Repeat the listing that comes next, leaving nothing out and changing nothing.

---+---

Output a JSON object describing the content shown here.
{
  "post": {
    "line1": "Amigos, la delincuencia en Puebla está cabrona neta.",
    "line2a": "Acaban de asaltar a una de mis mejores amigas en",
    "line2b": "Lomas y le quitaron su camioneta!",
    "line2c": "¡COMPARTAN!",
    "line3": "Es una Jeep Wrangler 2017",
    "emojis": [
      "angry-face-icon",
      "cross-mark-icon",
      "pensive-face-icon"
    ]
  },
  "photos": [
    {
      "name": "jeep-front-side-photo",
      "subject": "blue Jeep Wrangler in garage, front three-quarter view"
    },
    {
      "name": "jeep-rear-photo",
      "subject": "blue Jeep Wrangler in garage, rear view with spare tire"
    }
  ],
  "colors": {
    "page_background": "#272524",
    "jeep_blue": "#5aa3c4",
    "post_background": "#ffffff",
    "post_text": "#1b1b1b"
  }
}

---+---

EXPECTED ANSWER →
Output a JSON object describing the content shown here.
{
  "post": {
    "line1": "Amigos, la delincuencia en Puebla está cabrona neta.",
    "line2a": "Acaban de asaltar a una de mis mejores amigas en",
    "line2b": "Lomas y le quitaron su camioneta!",
    "line2c": "¡COMPARTAN!",
    "line3": "Es una Jeep Wrangler 2017",
    "emojis": [
      "angry-face-icon",
      "cross-mark-icon",
      "pensive-face-icon"
    ]
  },
  "photos": [
    {
      "name": "jeep-front-side-photo",
      "subject": "blue Jeep Wrangler in garage, front three-quarter view"
    },
    {
      "name": "jeep-rear-photo",
      "subject": "blue Jeep Wrangler in garage, rear view with spare tire"
    }
  ],
  "colors": {
    "page_background": "#272524",
    "jeep_blue": "#5aa3c4",
    "post_background": "#ffffff",
    "post_text": "#1b1b1b"
  }
}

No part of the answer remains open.